Strengths and Limitations
The strengths of the study include the use of a large, national sample of patients having radiofrequency ablation. Moreover, the use of claims data allowed for assessment of a long time period before and after the radiofrequency ablation (12 months before and after). Lastly, the removal of additional anesthetics removes opioid fills that may be attributable to other pain procedures or surgeries which could contribute to additional opioid exposures unrelated to the radiofrequency ablation.
Despite the many strengths, there are some limitations to our study. It is possible that the postoperative prescriptions for opioids were not related to the index radiofrequency ablation procedure. To mitigate this, we excluded all patients with claims related to anesthesia codes or radiofrequency ablation codes the 15 to 180 days after the index radiofrequency ablation procedure, and also excluded patients with anesthesia codes not associated with another radiofrequency ablation procedure in the 14 days period after the index radiofrequency ablation procedure, to try to rule out other potential reasons for the continued opioid fills. In addition, claims data only capture prescription fills and hence, we could not obtain information for patients who were prescribed opioids but did not fill their prescription. We also could not ascertain the amount that was consumed by patients who filled the prescription. We did, however, use a definition of multiple opioid fills during a period of time beyond which would be considered normal recovery from radiofrequency ablation, and conducted a robust set of sensitivity analyses which all showed independent associations with the periprocedural opioid fill. Finally, our cohort consisted of privately insured patients aged 18 to 64 yr from a single payer, and thus the findings may not be generalizable to patients who are uninsured or under-insured or are 65 yr and older.

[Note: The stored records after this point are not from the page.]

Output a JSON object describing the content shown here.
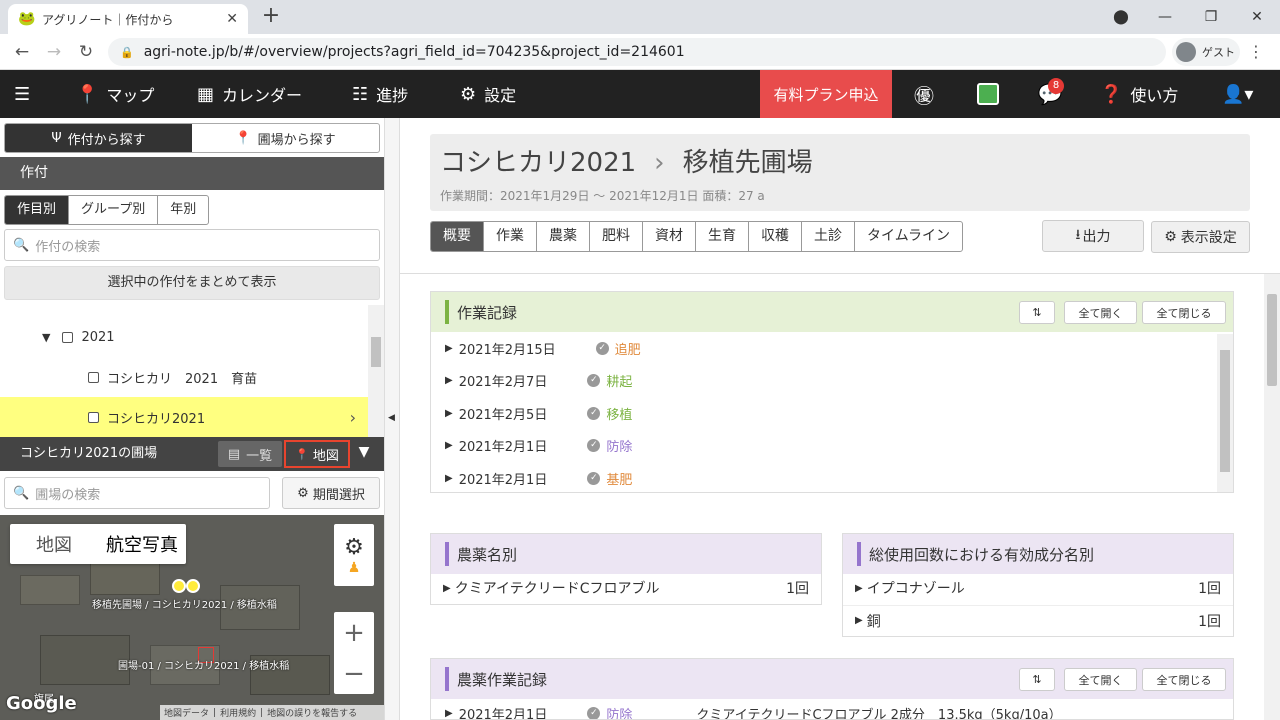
{
  "browser": {
    "tab_title": "アグリノート｜作付から",
    "url": "agri-note.jp/b/#/overview/projects?agri_field_id=704235&project_id=214601",
    "profile": "ゲスト"
  },
  "nav": {
    "map": "マップ",
    "calendar": "カレンダー",
    "progress": "進捗",
    "settings": "設定",
    "plan": "有料プラン申込",
    "help": "使い方",
    "notif_count": "8"
  },
  "left": {
    "tab_crop": "作付から探す",
    "tab_field": "圃場から探す",
    "section": "作付",
    "subtabs": [
      "作目別",
      "グループ別",
      "年別"
    ],
    "crop_search_placeholder": "作付の検索",
    "show_selected": "選択中の作付をまとめて表示",
    "tree": {
      "year": "2021",
      "items": [
        "コシヒカリ　2021　育苗",
        "コシヒカリ2021"
      ]
    },
    "field_title": "コシヒカリ2021の圃場",
    "list_btn": "一覧",
    "map_btn": "地図",
    "field_search_placeholder": "圃場の検索",
    "period_btn": "期間選択",
    "map": {
      "type_map": "地図",
      "type_aerial": "航空写真",
      "label1": "移植先圃場 / コシヒカリ2021 / 移植水稲",
      "label2": "圃場-01 / コシヒカリ2021 / 移植水稲",
      "footer": [
        "地図データ",
        "利用規約",
        "地図の誤りを報告する"
      ],
      "google": "Google",
      "partial": "旗尾"
    }
  },
  "main": {
    "crop": "コシヒカリ2021",
    "field": "移植先圃場",
    "period": "作業期間：2021年1月29日 ～ 2021年12月1日  面積：27 a",
    "tabs": [
      "概要",
      "作業",
      "農薬",
      "肥料",
      "資材",
      "生育",
      "収穫",
      "土診",
      "タイムライン"
    ],
    "export": "出力",
    "display_settings": "表示設定",
    "work": {
      "title": "作業記録",
      "open_all": "全て開く",
      "close_all": "全て閉じる",
      "rows": [
        {
          "date": "2021年2月15日",
          "task": "追肥",
          "color": "#e08a3c"
        },
        {
          "date": "2021年2月7日",
          "task": "耕起",
          "color": "#7cb342"
        },
        {
          "date": "2021年2月5日",
          "task": "移植",
          "color": "#7cb342"
        },
        {
          "date": "2021年2月1日",
          "task": "防除",
          "color": "#9575cd"
        },
        {
          "date": "2021年2月1日",
          "task": "基肥",
          "color": "#e08a3c"
        }
      ]
    },
    "pesticide_by_name": {
      "title": "農薬名別",
      "rows": [
        {
          "name": "クミアイテクリードCフロアブル",
          "count": "1回"
        }
      ]
    },
    "ingredient": {
      "title": "総使用回数における有効成分名別",
      "rows": [
        {
          "name": "イプコナゾール",
          "count": "1回"
        },
        {
          "name": "銅",
          "count": "1回"
        }
      ]
    },
    "pest_work": {
      "title": "農薬作業記録",
      "open_all": "全て開く",
      "close_all": "全て閉じる",
      "row": {
        "date": "2021年2月1日",
        "task": "防除",
        "detail": "クミアイテクリードCフロアブル 2成分　13.5kg（5kg/10a）"
      }
    }
  },
  "colors": {
    "plan": "#e84c4c",
    "nav_bg": "#222222",
    "accent_green": "#7cb342",
    "accent_purple": "#9575cd",
    "highlight": "#ffff80"
  }
}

Periprocedural opioid use after radiofrequency ablation was associated with new persistent use in previously opioid-naïve patients, suggesting that new exposure to opioids is an independent risk factor for persistent use in patients having radiofrequency ablation for chronic back pain. Given that most opioid-naïve patients do not fill opioids around the time of their radiofrequency ablation, opioid prescribing after radiofrequency ablation should be reevaluated and likely discontinued in this population.
Supported by funding from the Michigan Department of Health and Human Services (Lansing, Michigan; to Drs. Brummett and Waljee), the University of Michigan School Dean’s Office–Michigan Genomics Initiative and Precision Health Initiative, and the American College of Surgeons and the American Foundation for Surgery of the Hand (Chicago, Illinois; to Dr. Waljee). The content is solely the responsibility of the authors and does not necessarily represent the official views of the National Institutes of Health (Bethesda, Maryland) or the Michigan Department of Health and Human Services. The funding sources had no role in the design, implementation or manuscript preparation/review.
Dr. Brummett reports a patent for Peripheral Perineural Dexmedetomidine licensed to University of Michigan, not related to the current work. Dr. Brummett received research funding from Neuros Medical Inc. (Willoughby Hills, Ohio) and is a consultant for Heron Therapeutics (San Diego, California), not related to the current work. Dr. Waljee serves as an unpaid consultant for 3M Health Information Systems (Falls Church, Virginia). The other authors declare no competing interests.